YOUR ASSIGNMENT.
If a line in the data below contains the word "JSON", copy it out.

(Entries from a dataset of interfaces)
<<<<

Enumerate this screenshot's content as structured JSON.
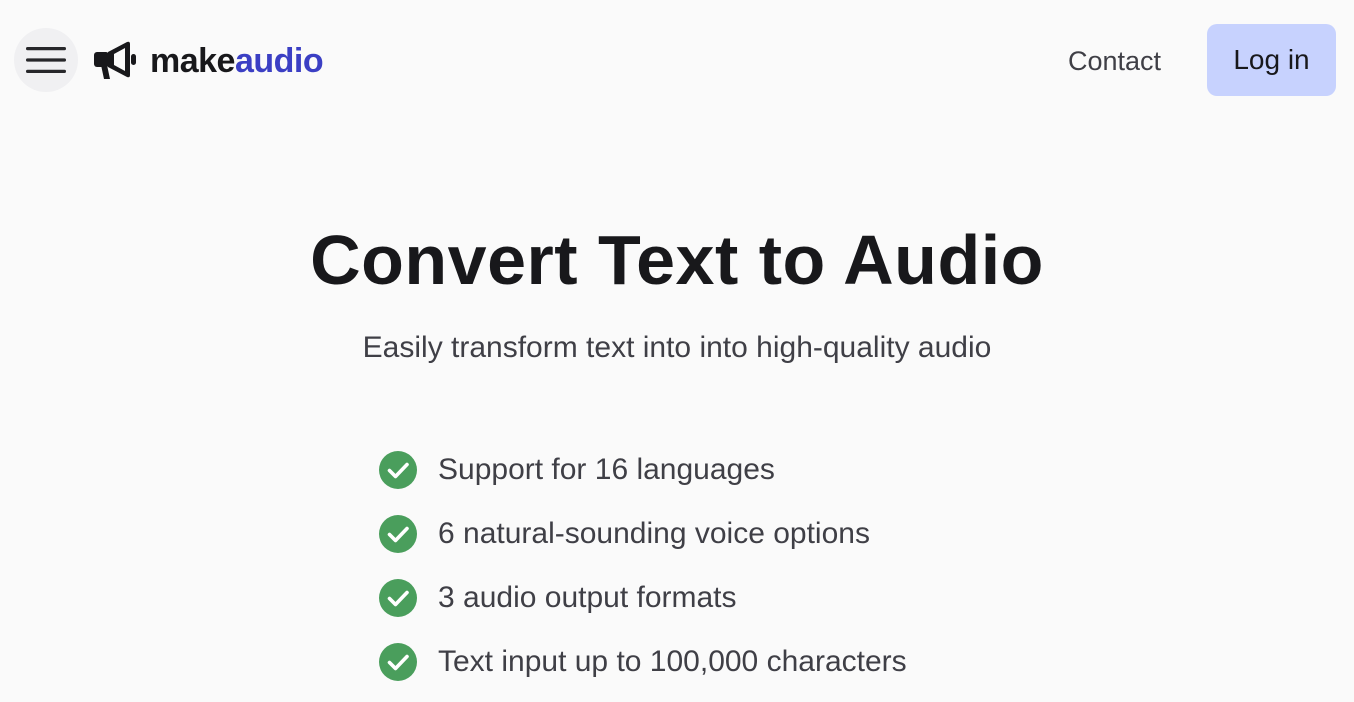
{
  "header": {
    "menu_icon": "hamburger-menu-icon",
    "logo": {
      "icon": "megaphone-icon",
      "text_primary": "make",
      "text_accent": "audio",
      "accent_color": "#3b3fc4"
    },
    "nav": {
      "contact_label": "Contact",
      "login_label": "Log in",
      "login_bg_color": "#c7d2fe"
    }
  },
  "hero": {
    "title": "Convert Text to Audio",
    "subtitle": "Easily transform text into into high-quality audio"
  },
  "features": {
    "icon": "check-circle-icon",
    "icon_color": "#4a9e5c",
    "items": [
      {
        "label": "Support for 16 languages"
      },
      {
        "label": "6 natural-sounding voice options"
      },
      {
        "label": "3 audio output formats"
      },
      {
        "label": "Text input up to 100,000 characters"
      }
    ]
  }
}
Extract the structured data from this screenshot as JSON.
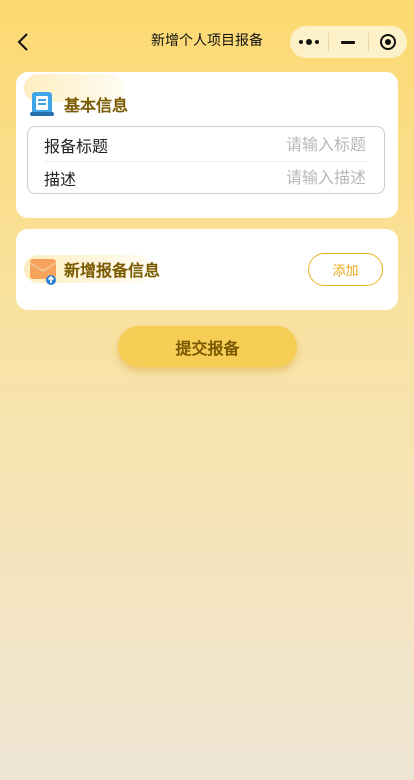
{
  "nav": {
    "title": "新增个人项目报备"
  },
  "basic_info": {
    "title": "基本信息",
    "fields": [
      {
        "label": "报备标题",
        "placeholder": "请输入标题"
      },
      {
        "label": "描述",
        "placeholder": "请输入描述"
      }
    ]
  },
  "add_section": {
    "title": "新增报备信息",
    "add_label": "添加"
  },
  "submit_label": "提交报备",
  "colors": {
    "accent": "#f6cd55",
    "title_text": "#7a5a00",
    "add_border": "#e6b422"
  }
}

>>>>
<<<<

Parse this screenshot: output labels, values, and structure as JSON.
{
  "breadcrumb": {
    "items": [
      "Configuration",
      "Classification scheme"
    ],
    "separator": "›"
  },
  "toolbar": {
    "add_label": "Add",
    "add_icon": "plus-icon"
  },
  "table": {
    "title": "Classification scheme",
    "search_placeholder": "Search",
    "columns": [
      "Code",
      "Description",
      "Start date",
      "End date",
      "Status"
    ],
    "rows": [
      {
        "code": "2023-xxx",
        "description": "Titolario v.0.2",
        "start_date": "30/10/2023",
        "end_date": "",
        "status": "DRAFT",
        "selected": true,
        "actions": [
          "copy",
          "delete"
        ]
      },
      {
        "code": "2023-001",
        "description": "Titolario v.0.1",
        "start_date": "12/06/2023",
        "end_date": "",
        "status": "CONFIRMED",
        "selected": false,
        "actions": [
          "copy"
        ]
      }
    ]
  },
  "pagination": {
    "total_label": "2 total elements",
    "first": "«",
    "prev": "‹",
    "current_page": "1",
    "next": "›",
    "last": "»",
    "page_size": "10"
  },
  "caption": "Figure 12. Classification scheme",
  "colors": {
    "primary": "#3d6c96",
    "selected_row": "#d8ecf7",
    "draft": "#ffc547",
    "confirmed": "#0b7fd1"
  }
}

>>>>

EXERCISE ANSWER.
Enumerate this screenshot's content as structured JSON.
Extract the structured data from this screenshot as JSON.
Parse this screenshot: output labels, values, and structure as JSON.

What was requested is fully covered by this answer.